··· GIVEN RECORDS

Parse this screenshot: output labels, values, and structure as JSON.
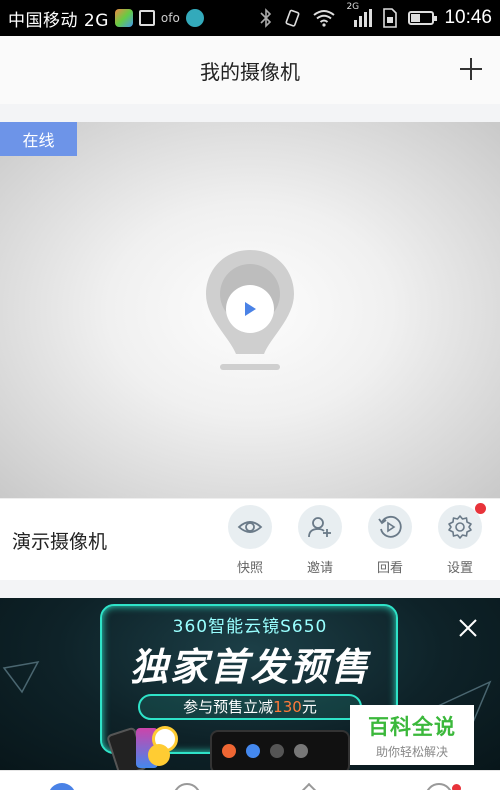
{
  "status_bar": {
    "carrier": "中国移动 2G",
    "app_notif_text": "ofo",
    "network_tag": "2G",
    "time": "10:46",
    "icons": [
      "alipay-app-icon",
      "gallery-icon",
      "ofo-icon",
      "chinamobile-icon",
      "bluetooth-icon",
      "vibrate-icon",
      "wifi-icon",
      "signal-icon",
      "sim-icon",
      "battery-icon"
    ]
  },
  "header": {
    "title": "我的摄像机",
    "add_icon": "plus-icon"
  },
  "camera": {
    "status_badge": "在线",
    "name": "演示摄像机",
    "play_icon": "play-icon",
    "placeholder_icon": "camera-placeholder-icon",
    "actions": [
      {
        "label": "快照",
        "icon": "eye-icon"
      },
      {
        "label": "邀请",
        "icon": "add-user-icon"
      },
      {
        "label": "回看",
        "icon": "playback-icon"
      },
      {
        "label": "设置",
        "icon": "gear-icon",
        "has_notification": true
      }
    ]
  },
  "ad": {
    "product": "360智能云镜S650",
    "headline": "独家首发预售",
    "offer_prefix": "参与预售立减",
    "offer_amount": "130",
    "offer_suffix": "元",
    "close_icon": "close-icon"
  },
  "watermark": {
    "main": "百科全说",
    "sub": "助你轻松解决"
  },
  "bottom_nav": {
    "items": [
      "home-icon",
      "discover-icon",
      "shop-icon",
      "profile-icon"
    ],
    "profile_has_notification": true
  },
  "colors": {
    "online_badge": "#6d94e8",
    "accent_blue": "#4a82e6",
    "notification_red": "#e8333a",
    "ad_neon": "#2fe3c8",
    "watermark_green": "#3bb83b"
  }
}
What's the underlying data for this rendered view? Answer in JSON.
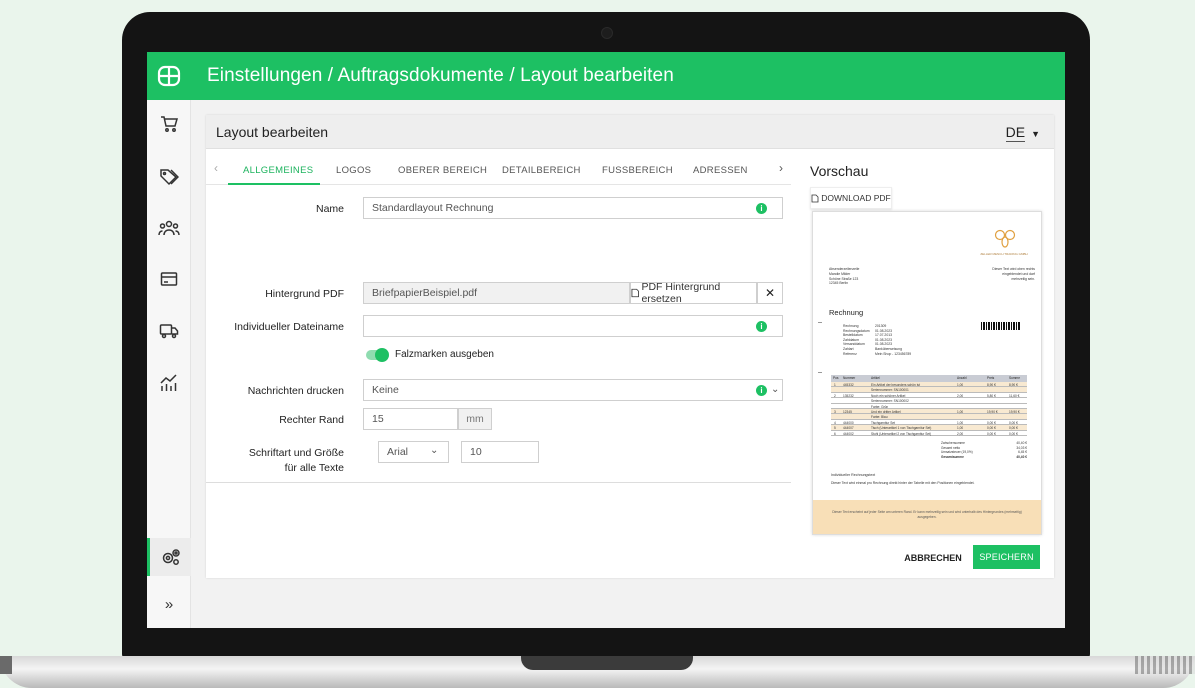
{
  "header": {
    "title": "Einstellungen / Auftragsdokumente / Layout bearbeiten",
    "accent_color": "#1dc063"
  },
  "sidebar": {
    "items": [
      {
        "icon": "cart-icon"
      },
      {
        "icon": "tags-icon"
      },
      {
        "icon": "users-icon"
      },
      {
        "icon": "credit-card-icon"
      },
      {
        "icon": "truck-icon"
      },
      {
        "icon": "chart-icon"
      },
      {
        "icon": "settings-gears-icon",
        "active": true
      },
      {
        "icon": "expand-icon",
        "label": "»"
      }
    ]
  },
  "panel": {
    "title": "Layout bearbeiten",
    "language": "DE"
  },
  "tabs": [
    {
      "label": "ALLGEMEINES",
      "active": true
    },
    {
      "label": "LOGOS"
    },
    {
      "label": "OBERER BEREICH"
    },
    {
      "label": "DETAILBEREICH"
    },
    {
      "label": "FUSSBEREICH"
    },
    {
      "label": "ADRESSEN"
    }
  ],
  "form": {
    "name": {
      "label": "Name",
      "value": "Standardlayout Rechnung"
    },
    "background_pdf": {
      "label": "Hintergrund PDF",
      "value": "BriefpapierBeispiel.pdf",
      "replace_label": "PDF Hintergrund ersetzen",
      "remove_label": "✕"
    },
    "filename": {
      "label": "Individueller Dateiname",
      "value": ""
    },
    "fold_marks": {
      "label": "Falzmarken ausgeben",
      "checked": true
    },
    "print_messages": {
      "label": "Nachrichten drucken",
      "value": "Keine"
    },
    "right_margin": {
      "label": "Rechter Rand",
      "value": "15",
      "unit": "mm"
    },
    "font": {
      "label_line1": "Schriftart und Größe",
      "label_line2": "für alle Texte",
      "family": "Arial",
      "size": "10"
    }
  },
  "preview": {
    "title": "Vorschau",
    "download_label": "DOWNLOAD PDF",
    "document": {
      "company": "ZELLER MENCH TRADING GMBH",
      "sender": [
        "Absenderzeilenzeile",
        "Mandie Milder",
        "Schöne Straße 123",
        "12345 Berlin"
      ],
      "right_note": [
        "Dieser Text wird oben rechts",
        "eingeblendet und darf",
        "mehrzeilig sein."
      ],
      "heading": "Rechnung",
      "meta": [
        [
          "Rechnung",
          "201309"
        ],
        [
          "Rechnungsdatum",
          "01.08.2023"
        ],
        [
          "Bestelldatum",
          "17.07.2013"
        ],
        [
          "Zahldatum",
          "01.08.2023"
        ],
        [
          "Versanddatum",
          "01.08.2023"
        ],
        [
          "Zahlart",
          "Banküberweisung"
        ],
        [
          "Referenz",
          "Mein Shop - 123456789"
        ]
      ],
      "table_headers": [
        "Pos",
        "Nummer",
        "Artikel",
        "Anzahl",
        "Preis",
        "Summe"
      ],
      "rows": [
        [
          "1",
          "445332",
          "Ein Artikel der besonders schön ist",
          "1,00",
          "8,90 €",
          "8,90 €"
        ],
        [
          "",
          "",
          "Seriennummer: SN100001",
          "",
          "",
          ""
        ],
        [
          "2",
          "135232",
          "Noch ein schöner Artikel",
          "2,00",
          "5,80 €",
          "11,60 €"
        ],
        [
          "",
          "",
          "Seriennummer: SN100002",
          "",
          "",
          ""
        ],
        [
          "",
          "",
          "Farbe: Grün",
          "",
          "",
          ""
        ],
        [
          "3",
          "12345",
          "Und ein dritter Artikel",
          "1,00",
          "19,90 €",
          "19,90 €"
        ],
        [
          "",
          "",
          "Farbe: Blau",
          "",
          "",
          ""
        ],
        [
          "4",
          "444000",
          "Tischgarnitur Set",
          "1,00",
          "0,00 €",
          "0,00 €"
        ],
        [
          "5",
          "444007",
          "Tisch (Unterartikel 1 von Tischgarnitur Set)",
          "1,00",
          "0,00 €",
          "0,00 €"
        ],
        [
          "6",
          "444002",
          "Stuhl (Unterartikel 2 von Tischgarnitur Set)",
          "2,00",
          "0,00 €",
          "0,00 €"
        ]
      ],
      "totals": [
        [
          "Zwischensumme",
          "40,40 €"
        ],
        [
          "Gesamt netto",
          "34,03 €"
        ],
        [
          "Umsatzsteuer (19,0%)",
          "6,45 €"
        ],
        [
          "Gesamtsumme",
          "40,40 €"
        ]
      ],
      "individual_title": "Individueller Rechnungstext",
      "individual_text": "Dieser Text wird einmal pro Rechnung direkt hinter der Tabelle mit den Positionen eingeblendet.",
      "footer_text": "Dieser Text erscheint auf jeder Seite am unteren Rand. Er kann mehrzeilig sein und wird unterhalb des Hintergrundes (mehrseitig) ausgegeben."
    }
  },
  "actions": {
    "cancel": "ABBRECHEN",
    "save": "SPEICHERN"
  }
}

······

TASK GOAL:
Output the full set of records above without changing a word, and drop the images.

ANSWER FOR THE TASK:
Parse this screenshot: output labels, values, and structure as JSON.
{
  "status_bar": {
    "carrier": "中国移动 2G",
    "app_notif_text": "ofo",
    "network_tag": "2G",
    "time": "10:46",
    "icons": [
      "alipay-app-icon",
      "gallery-icon",
      "ofo-icon",
      "chinamobile-icon",
      "bluetooth-icon",
      "vibrate-icon",
      "wifi-icon",
      "signal-icon",
      "sim-icon",
      "battery-icon"
    ]
  },
  "header": {
    "title": "我的摄像机",
    "add_icon": "plus-icon"
  },
  "camera": {
    "status_badge": "在线",
    "name": "演示摄像机",
    "play_icon": "play-icon",
    "placeholder_icon": "camera-placeholder-icon",
    "actions": [
      {
        "label": "快照",
        "icon": "eye-icon"
      },
      {
        "label": "邀请",
        "icon": "add-user-icon"
      },
      {
        "label": "回看",
        "icon": "playback-icon"
      },
      {
        "label": "设置",
        "icon": "gear-icon",
        "has_notification": true
      }
    ]
  },
  "ad": {
    "product": "360智能云镜S650",
    "headline": "独家首发预售",
    "offer_prefix": "参与预售立减",
    "offer_amount": "130",
    "offer_suffix": "元",
    "close_icon": "close-icon"
  },
  "watermark": {
    "main": "百科全说",
    "sub": "助你轻松解决"
  },
  "bottom_nav": {
    "items": [
      "home-icon",
      "discover-icon",
      "shop-icon",
      "profile-icon"
    ],
    "profile_has_notification": true
  },
  "colors": {
    "online_badge": "#6d94e8",
    "accent_blue": "#4a82e6",
    "notification_red": "#e8333a",
    "ad_neon": "#2fe3c8",
    "watermark_green": "#3bb83b"
  }
}
What's the underlying data for this rendered view? Answer in JSON.
{
  "header": {
    "title": "Einstellungen / Auftragsdokumente / Layout bearbeiten",
    "accent_color": "#1dc063"
  },
  "sidebar": {
    "items": [
      {
        "icon": "cart-icon"
      },
      {
        "icon": "tags-icon"
      },
      {
        "icon": "users-icon"
      },
      {
        "icon": "credit-card-icon"
      },
      {
        "icon": "truck-icon"
      },
      {
        "icon": "chart-icon"
      },
      {
        "icon": "settings-gears-icon",
        "active": true
      },
      {
        "icon": "expand-icon",
        "label": "»"
      }
    ]
  },
  "panel": {
    "title": "Layout bearbeiten",
    "language": "DE"
  },
  "tabs": [
    {
      "label": "ALLGEMEINES",
      "active": true
    },
    {
      "label": "LOGOS"
    },
    {
      "label": "OBERER BEREICH"
    },
    {
      "label": "DETAILBEREICH"
    },
    {
      "label": "FUSSBEREICH"
    },
    {
      "label": "ADRESSEN"
    }
  ],
  "form": {
    "name": {
      "label": "Name",
      "value": "Standardlayout Rechnung"
    },
    "background_pdf": {
      "label": "Hintergrund PDF",
      "value": "BriefpapierBeispiel.pdf",
      "replace_label": "PDF Hintergrund ersetzen",
      "remove_label": "✕"
    },
    "filename": {
      "label": "Individueller Dateiname",
      "value": ""
    },
    "fold_marks": {
      "label": "Falzmarken ausgeben",
      "checked": true
    },
    "print_messages": {
      "label": "Nachrichten drucken",
      "value": "Keine"
    },
    "right_margin": {
      "label": "Rechter Rand",
      "value": "15",
      "unit": "mm"
    },
    "font": {
      "label_line1": "Schriftart und Größe",
      "label_line2": "für alle Texte",
      "family": "Arial",
      "size": "10"
    }
  },
  "preview": {
    "title": "Vorschau",
    "download_label": "DOWNLOAD PDF",
    "document": {
      "company": "ZELLER MENCH TRADING GMBH",
      "sender": [
        "Absenderzeilenzeile",
        "Mandie Milder",
        "Schöne Straße 123",
        "12345 Berlin"
      ],
      "right_note": [
        "Dieser Text wird oben rechts",
        "eingeblendet und darf",
        "mehrzeilig sein."
      ],
      "heading": "Rechnung",
      "meta": [
        [
          "Rechnung",
          "201309"
        ],
        [
          "Rechnungsdatum",
          "01.08.2023"
        ],
        [
          "Bestelldatum",
          "17.07.2013"
        ],
        [
          "Zahldatum",
          "01.08.2023"
        ],
        [
          "Versanddatum",
          "01.08.2023"
        ],
        [
          "Zahlart",
          "Banküberweisung"
        ],
        [
          "Referenz",
          "Mein Shop - 123456789"
        ]
      ],
      "table_headers": [
        "Pos",
        "Nummer",
        "Artikel",
        "Anzahl",
        "Preis",
        "Summe"
      ],
      "rows": [
        [
          "1",
          "445332",
          "Ein Artikel der besonders schön ist",
          "1,00",
          "8,90 €",
          "8,90 €"
        ],
        [
          "",
          "",
          "Seriennummer: SN100001",
          "",
          "",
          ""
        ],
        [
          "2",
          "135232",
          "Noch ein schöner Artikel",
          "2,00",
          "5,80 €",
          "11,60 €"
        ],
        [
          "",
          "",
          "Seriennummer: SN100002",
          "",
          "",
          ""
        ],
        [
          "",
          "",
          "Farbe: Grün",
          "",
          "",
          ""
        ],
        [
          "3",
          "12345",
          "Und ein dritter Artikel",
          "1,00",
          "19,90 €",
          "19,90 €"
        ],
        [
          "",
          "",
          "Farbe: Blau",
          "",
          "",
          ""
        ],
        [
          "4",
          "444000",
          "Tischgarnitur Set",
          "1,00",
          "0,00 €",
          "0,00 €"
        ],
        [
          "5",
          "444007",
          "Tisch (Unterartikel 1 von Tischgarnitur Set)",
          "1,00",
          "0,00 €",
          "0,00 €"
        ],
        [
          "6",
          "444002",
          "Stuhl (Unterartikel 2 von Tischgarnitur Set)",
          "2,00",
          "0,00 €",
          "0,00 €"
        ]
      ],
      "totals": [
        [
          "Zwischensumme",
          "40,40 €"
        ],
        [
          "Gesamt netto",
          "34,03 €"
        ],
        [
          "Umsatzsteuer (19,0%)",
          "6,45 €"
        ],
        [
          "Gesamtsumme",
          "40,40 €"
        ]
      ],
      "individual_title": "Individueller Rechnungstext",
      "individual_text": "Dieser Text wird einmal pro Rechnung direkt hinter der Tabelle mit den Positionen eingeblendet.",
      "footer_text": "Dieser Text erscheint auf jeder Seite am unteren Rand. Er kann mehrzeilig sein und wird unterhalb des Hintergrundes (mehrseitig) ausgegeben."
    }
  },
  "actions": {
    "cancel": "ABBRECHEN",
    "save": "SPEICHERN"
  }
}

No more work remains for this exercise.